I would also suggest that early in your career, you say yes to every opportunity! Even seemingly small opportunities or commitments can lead to great connections. It can also help you figure out things you prefer not to do in your career, which is an important insight, especially early in your career.

What professional resources do you rely on to stay active and engaged with your field?

I used LinkedIn a lot for staying connected professionally. I can share my professional activities with my network and stay up to date on the same for others. Conferences are always great for face-to-face meetings and have a lot of social networking time built into them. I find the most value in specific topical conferences since it will be easier to find and connect with people who are doing similar work to you. 

What skills do you think are most important for someone interested in a career like yours?

Certainly, there are plenty of technical skills that are an important basis for any engineering field, including fundamental math and scientific principles. But skills like good communication, problem-solving, and a drive to understand the “why” of things are equally as valuable, in my opinion.

I would also recommend anyone interested in a career in optics and photonics get the opportunity to be hands-on with technology as early as possible. That could be through a research group, internship, shadowing opportunity, or just as a hobbyist in your own garage.

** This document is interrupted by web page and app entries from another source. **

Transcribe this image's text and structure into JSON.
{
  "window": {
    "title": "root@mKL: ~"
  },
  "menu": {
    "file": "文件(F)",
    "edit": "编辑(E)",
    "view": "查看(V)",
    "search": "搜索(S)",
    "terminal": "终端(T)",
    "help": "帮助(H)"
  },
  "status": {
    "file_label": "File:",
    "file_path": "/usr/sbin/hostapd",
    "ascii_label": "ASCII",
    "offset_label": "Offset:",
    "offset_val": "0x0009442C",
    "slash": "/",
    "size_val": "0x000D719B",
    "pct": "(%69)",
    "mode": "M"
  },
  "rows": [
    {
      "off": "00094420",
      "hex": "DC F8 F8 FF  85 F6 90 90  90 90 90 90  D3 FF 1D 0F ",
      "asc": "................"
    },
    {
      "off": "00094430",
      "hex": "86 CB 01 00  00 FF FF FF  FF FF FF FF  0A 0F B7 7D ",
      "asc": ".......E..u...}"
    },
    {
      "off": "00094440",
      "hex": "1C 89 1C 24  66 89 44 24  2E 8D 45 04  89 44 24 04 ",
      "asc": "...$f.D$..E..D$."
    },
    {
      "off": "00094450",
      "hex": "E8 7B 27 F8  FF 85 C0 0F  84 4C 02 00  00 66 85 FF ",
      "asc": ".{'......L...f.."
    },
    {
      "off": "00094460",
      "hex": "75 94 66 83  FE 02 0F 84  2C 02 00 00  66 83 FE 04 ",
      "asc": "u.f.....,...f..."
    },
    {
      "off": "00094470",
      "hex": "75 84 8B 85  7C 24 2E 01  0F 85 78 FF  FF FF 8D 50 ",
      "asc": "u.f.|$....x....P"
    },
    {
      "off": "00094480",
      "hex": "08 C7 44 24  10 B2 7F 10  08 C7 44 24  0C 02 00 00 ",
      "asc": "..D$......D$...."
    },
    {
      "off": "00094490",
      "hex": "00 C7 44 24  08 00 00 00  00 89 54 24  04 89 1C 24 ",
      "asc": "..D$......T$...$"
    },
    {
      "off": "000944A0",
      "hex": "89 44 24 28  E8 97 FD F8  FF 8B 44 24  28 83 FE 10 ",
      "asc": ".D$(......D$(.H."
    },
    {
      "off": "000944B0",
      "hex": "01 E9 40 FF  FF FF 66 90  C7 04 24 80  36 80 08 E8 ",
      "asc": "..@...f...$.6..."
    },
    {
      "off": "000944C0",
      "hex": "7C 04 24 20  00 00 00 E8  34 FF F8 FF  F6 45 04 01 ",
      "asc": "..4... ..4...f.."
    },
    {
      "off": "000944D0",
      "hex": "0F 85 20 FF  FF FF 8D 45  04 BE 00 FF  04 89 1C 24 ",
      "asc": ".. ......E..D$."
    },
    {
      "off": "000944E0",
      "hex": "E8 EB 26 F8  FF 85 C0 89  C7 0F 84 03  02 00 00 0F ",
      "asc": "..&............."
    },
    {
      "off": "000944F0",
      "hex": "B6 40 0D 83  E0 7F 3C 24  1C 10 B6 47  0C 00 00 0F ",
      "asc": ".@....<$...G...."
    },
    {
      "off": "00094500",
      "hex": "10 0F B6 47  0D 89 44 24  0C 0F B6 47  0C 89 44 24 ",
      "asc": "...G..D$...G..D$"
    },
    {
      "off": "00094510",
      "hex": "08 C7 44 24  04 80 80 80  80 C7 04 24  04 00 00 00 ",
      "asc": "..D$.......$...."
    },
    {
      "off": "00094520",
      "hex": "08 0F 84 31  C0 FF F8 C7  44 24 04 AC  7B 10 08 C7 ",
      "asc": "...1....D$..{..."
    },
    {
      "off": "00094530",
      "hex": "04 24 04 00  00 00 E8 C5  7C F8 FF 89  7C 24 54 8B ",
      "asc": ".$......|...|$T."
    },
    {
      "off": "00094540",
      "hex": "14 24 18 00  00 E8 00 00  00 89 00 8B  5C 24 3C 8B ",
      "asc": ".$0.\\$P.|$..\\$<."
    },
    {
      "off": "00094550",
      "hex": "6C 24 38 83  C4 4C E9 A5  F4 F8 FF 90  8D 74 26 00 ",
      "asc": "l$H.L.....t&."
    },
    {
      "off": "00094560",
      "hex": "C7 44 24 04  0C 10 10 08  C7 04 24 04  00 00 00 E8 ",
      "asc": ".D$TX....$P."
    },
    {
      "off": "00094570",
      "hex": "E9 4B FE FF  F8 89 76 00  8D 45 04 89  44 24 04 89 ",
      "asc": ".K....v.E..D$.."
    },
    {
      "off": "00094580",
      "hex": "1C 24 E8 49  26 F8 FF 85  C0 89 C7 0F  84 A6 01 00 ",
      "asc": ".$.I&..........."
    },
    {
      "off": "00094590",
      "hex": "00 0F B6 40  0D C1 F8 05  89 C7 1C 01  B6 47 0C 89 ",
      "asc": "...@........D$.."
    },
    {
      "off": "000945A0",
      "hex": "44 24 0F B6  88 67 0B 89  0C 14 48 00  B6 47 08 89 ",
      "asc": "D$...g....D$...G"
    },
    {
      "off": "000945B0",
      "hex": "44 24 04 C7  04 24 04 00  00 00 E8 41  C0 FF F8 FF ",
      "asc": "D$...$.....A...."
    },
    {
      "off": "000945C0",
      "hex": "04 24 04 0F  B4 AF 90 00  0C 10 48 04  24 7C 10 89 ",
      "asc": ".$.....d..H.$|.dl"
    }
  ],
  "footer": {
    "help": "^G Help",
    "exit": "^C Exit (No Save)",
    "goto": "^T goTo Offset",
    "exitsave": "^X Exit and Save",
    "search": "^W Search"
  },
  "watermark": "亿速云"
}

What’s the best career decision you’ve ever made, and why?

That’s so difficult to say! Every decision, big and small, has contributed in some way to where I am. Looking back, though, I think finding a place to work that had more senior people in the role I was interested in and access to them while I was working on new projects was probably the best thing I could have done.

As an entry-level optical designer, I knew the basics from school, but learning to do optical and mechanical design in practice alongside people with significant experience (and willing to teach and mentor me) was a huge asset. I made plenty of mistakes along the way, but oversight and guidance from more experienced engineers is a great way to begin your career.

What advice do you have for young scientists who are discouraged about their current work or career path?

Many people take long and winding roads to get where they are. If you’re discouraged about your current role, spend time thinking about what specifically you aren’t satisfied with, as well as what aspects of your work you really enjoy. Do you love your work but don’t enjoy the people you work with or for? Is the work not what you pictured when you first went into the field? Do you like days where you’re in the lab but find that most of your current work is at a computer (or vice versa)?

Once you’ve broken it down a little, see if you can look around for opportunities more in line with your strengths or favorite parts of your work. This is also a great opportunity to tap into your professional network. Having an informal chat to hear about other people’s jobs and experiences will help identify what is unique about your situation and what might be more universal.

What is one piece of advice that you wish you were given as a student/early in your career?

It’s okay to not know things. Ask questions and listen! I think it’s natural to want to appear that you are capable and knowledgeable, but you can do that while still acknowledging that there’s a lot more to learn.

What habits do you frequently rely on that help you to succeed?

I keep to-do lists for everything, both professionally and personally. Those and my calendars keep my day-to-day life on track! In addition, I (mostly) keep to the inbox-zero method, so I don’t feel overwhelmed daily by emails.

I also feel strongly about setting boundaries and making time for my family and hobbies. I love to cook, bike, play volleyball, and travel. Those activities keep me grounded and fulfilled. I feel like a better and more productive employee when I make sure to also have time for myself.

If you weren’t in the sciences, what would be your dream career?

Anything to do with food! Maybe a celebrity chef with my own TV show or a restaurant reviewer/critic. I absolutely love to cook for other people and try new foods. When I’m traveling, you’ll usually find me asking the locals about their favorite spots.

Publish Date: 01 November 2022

Add a Comment